- [WHAT TO DO]: Could you quote, exactly as they stand, the lines running from the one with "Give me the" to the final line of the material?

- [SOURCE DATA]:
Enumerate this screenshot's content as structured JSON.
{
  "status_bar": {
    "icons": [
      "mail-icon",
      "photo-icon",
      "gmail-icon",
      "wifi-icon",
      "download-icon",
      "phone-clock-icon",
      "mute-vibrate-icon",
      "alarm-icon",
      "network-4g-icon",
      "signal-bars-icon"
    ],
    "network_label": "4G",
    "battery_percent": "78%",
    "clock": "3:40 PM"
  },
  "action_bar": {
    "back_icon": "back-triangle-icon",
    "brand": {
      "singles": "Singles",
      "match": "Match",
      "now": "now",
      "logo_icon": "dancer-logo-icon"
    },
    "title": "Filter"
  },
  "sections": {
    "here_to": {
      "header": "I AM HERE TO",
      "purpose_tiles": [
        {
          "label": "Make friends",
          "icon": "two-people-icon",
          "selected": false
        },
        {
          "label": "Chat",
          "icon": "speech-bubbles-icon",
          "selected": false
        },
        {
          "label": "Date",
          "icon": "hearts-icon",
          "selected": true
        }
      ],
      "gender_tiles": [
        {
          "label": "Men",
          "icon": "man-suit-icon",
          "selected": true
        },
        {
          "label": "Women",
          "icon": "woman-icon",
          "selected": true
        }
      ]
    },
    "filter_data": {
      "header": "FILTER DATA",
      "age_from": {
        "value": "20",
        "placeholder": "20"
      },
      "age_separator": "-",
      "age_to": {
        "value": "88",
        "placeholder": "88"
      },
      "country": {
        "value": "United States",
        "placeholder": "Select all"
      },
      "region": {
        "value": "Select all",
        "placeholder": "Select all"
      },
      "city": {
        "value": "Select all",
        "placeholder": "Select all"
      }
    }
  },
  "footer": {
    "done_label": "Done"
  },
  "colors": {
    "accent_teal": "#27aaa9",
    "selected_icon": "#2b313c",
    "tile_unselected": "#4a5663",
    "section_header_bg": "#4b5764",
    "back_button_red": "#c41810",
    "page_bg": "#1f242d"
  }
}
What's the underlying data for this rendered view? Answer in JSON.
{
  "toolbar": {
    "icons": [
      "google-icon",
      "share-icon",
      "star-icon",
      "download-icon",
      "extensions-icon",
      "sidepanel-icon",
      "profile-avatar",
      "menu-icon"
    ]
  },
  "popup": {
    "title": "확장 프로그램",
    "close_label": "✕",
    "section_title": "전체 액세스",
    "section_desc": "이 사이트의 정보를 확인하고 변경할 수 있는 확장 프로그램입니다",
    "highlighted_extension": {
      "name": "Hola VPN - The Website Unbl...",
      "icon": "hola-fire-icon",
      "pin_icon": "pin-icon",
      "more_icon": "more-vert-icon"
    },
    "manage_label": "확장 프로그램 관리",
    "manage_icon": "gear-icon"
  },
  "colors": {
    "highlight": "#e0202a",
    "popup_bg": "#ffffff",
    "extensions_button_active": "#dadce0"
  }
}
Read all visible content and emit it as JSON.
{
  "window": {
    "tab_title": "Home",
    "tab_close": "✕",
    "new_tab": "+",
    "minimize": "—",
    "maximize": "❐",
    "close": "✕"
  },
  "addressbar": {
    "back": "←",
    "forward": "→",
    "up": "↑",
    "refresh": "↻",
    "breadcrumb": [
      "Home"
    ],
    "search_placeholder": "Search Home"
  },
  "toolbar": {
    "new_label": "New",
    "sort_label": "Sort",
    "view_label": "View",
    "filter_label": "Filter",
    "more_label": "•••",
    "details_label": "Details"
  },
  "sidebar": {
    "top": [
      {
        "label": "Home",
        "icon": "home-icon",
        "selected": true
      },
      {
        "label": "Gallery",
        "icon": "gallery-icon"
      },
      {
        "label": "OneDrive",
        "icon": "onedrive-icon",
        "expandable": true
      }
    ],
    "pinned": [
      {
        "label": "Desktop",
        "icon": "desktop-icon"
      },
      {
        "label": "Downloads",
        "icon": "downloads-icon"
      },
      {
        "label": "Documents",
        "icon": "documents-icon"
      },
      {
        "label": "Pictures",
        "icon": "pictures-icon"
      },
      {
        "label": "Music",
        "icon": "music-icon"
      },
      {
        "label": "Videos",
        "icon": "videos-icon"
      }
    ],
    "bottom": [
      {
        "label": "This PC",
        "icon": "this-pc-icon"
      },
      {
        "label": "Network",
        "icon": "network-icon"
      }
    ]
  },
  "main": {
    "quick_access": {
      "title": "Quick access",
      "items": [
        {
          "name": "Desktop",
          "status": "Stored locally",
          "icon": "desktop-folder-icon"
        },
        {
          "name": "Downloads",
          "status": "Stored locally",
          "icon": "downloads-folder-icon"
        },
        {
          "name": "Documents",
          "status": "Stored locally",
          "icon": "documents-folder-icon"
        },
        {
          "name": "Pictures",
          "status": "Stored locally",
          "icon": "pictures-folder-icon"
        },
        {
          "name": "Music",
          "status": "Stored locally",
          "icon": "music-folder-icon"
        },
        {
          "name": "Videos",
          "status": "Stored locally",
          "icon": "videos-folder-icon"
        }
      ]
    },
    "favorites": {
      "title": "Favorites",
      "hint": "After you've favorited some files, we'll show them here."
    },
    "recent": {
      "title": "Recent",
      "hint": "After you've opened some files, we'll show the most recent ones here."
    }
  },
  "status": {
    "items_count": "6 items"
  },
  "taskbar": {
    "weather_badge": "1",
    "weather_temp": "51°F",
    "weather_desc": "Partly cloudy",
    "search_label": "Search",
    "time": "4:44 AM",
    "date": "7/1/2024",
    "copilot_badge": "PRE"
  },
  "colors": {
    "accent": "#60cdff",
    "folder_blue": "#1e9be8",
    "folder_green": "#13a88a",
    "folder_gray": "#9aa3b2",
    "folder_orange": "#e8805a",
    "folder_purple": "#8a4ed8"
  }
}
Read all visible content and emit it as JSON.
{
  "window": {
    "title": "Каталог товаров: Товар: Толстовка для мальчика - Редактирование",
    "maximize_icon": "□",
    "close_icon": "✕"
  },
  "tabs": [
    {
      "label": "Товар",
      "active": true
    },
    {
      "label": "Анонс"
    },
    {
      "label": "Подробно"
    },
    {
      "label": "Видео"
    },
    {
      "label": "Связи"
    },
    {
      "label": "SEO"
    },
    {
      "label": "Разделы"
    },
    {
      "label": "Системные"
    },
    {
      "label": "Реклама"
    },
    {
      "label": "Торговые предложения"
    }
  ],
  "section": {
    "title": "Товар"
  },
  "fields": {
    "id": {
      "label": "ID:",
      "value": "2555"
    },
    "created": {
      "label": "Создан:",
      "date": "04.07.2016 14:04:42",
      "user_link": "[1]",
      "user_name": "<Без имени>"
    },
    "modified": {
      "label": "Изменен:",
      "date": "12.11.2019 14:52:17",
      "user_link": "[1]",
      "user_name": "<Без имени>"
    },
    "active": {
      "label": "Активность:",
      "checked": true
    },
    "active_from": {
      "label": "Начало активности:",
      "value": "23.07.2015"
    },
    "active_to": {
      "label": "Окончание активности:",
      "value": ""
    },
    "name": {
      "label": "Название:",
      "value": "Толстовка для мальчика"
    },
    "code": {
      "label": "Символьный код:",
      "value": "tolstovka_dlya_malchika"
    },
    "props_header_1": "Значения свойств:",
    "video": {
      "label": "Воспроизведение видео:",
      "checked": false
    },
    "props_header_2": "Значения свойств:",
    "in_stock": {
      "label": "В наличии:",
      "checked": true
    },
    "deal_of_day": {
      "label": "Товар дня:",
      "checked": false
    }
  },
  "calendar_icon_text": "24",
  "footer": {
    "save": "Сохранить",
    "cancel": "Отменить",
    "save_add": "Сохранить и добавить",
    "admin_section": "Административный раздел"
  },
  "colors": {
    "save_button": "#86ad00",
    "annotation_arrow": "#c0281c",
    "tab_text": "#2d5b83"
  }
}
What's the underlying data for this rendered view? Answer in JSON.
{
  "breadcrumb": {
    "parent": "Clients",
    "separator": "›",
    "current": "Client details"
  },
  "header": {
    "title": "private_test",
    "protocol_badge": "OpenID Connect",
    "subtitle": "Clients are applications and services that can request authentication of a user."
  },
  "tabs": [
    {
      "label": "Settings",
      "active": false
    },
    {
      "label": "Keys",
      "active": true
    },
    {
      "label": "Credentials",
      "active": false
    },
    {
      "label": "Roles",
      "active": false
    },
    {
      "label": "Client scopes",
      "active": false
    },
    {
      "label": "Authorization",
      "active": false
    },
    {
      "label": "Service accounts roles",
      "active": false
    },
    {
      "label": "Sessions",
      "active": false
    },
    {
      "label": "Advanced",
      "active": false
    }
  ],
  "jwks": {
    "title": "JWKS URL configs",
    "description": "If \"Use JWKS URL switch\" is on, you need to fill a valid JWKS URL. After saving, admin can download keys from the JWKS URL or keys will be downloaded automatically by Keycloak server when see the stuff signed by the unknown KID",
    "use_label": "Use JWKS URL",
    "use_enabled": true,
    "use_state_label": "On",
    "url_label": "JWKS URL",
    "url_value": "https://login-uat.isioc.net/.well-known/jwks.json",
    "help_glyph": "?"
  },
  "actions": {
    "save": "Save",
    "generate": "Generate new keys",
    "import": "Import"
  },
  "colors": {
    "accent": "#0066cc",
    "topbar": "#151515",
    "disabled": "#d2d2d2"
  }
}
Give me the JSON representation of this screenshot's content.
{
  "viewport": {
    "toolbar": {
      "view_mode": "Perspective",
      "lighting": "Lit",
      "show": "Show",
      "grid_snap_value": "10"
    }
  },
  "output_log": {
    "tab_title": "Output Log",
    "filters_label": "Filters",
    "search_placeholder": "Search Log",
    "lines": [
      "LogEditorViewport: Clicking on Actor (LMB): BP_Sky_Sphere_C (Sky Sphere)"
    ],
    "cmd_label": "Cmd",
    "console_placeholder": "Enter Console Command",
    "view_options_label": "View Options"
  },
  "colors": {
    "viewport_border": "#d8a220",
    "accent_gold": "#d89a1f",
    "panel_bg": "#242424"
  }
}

- [OUTPUT FOR THIS EXERCISE]:
Give me the JSON representation of this screenshot's content.
{
  "viewport": {
    "toolbar": {
      "view_mode": "Perspective",
      "lighting": "Lit",
      "show": "Show",
      "grid_snap_value": "10"
    }
  },
  "output_log": {
    "tab_title": "Output Log",
    "filters_label": "Filters",
    "search_placeholder": "Search Log",
    "lines": [
      "LogEditorViewport: Clicking on Actor (LMB): BP_Sky_Sphere_C (Sky Sphere)"
    ],
    "cmd_label": "Cmd",
    "console_placeholder": "Enter Console Command",
    "view_options_label": "View Options"
  },
  "colors": {
    "viewport_border": "#d8a220",
    "accent_gold": "#d89a1f",
    "panel_bg": "#242424"
  }
}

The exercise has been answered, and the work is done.